▸ PROBLEM TO SOLVE
What you return should be the lines of the data containing "heading", each in full.
===== RECORDS TO PROCESS
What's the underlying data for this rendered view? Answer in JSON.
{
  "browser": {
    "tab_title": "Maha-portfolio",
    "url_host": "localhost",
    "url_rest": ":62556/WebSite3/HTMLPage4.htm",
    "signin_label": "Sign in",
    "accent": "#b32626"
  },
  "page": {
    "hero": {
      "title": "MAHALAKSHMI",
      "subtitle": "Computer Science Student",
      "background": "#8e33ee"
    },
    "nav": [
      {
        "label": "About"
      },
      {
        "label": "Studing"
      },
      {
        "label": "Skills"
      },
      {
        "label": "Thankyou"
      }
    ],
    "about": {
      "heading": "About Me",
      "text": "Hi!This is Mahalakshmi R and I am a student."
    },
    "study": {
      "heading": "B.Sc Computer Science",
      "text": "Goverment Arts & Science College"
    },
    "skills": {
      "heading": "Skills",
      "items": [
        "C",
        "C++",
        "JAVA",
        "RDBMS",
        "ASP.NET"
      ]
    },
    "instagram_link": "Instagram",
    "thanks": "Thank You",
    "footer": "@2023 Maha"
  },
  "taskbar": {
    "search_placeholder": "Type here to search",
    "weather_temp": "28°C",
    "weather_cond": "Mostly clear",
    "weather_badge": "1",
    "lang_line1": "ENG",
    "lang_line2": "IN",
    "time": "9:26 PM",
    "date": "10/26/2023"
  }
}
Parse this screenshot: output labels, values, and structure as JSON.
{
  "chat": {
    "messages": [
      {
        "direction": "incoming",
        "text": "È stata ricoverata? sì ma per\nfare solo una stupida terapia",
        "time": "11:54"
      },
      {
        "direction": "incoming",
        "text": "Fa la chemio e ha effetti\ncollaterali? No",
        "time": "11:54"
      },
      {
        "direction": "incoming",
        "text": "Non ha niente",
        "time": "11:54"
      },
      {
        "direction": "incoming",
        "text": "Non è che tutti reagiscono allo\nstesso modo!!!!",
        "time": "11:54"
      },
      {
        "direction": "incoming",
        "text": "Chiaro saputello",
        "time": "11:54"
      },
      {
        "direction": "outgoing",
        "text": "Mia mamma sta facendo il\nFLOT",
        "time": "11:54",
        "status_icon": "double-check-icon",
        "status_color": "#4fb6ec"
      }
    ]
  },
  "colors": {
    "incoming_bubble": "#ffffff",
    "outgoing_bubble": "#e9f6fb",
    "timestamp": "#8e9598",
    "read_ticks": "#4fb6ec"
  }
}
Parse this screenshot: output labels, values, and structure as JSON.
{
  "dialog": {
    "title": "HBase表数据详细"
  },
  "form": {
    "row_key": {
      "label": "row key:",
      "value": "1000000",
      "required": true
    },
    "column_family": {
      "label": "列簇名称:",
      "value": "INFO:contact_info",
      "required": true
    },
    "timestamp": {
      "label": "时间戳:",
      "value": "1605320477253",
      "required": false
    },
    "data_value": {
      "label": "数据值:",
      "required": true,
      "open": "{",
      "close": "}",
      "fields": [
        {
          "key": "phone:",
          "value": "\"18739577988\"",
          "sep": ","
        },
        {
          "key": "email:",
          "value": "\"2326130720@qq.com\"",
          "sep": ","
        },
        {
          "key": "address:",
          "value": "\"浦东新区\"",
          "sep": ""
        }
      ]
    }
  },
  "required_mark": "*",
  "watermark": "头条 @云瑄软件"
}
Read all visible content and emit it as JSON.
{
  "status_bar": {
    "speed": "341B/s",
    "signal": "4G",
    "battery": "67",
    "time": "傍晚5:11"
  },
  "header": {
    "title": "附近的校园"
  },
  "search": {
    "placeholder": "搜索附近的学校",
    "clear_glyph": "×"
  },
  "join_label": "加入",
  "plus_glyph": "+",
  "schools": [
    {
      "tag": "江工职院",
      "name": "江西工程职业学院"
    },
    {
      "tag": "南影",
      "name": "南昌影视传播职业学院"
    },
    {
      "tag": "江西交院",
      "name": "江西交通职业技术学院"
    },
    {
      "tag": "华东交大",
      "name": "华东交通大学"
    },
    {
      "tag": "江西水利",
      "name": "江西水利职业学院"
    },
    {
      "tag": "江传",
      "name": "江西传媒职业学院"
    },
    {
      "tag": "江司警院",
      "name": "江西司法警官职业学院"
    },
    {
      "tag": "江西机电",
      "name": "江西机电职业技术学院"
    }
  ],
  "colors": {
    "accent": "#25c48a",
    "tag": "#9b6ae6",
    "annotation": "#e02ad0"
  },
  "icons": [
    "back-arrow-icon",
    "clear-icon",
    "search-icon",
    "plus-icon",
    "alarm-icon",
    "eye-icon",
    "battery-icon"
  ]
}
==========
▸ SOLUTION FOR THIS EXERCISE
      "heading": "About Me",
      "heading": "B.Sc Computer Science",
      "heading": "Skills",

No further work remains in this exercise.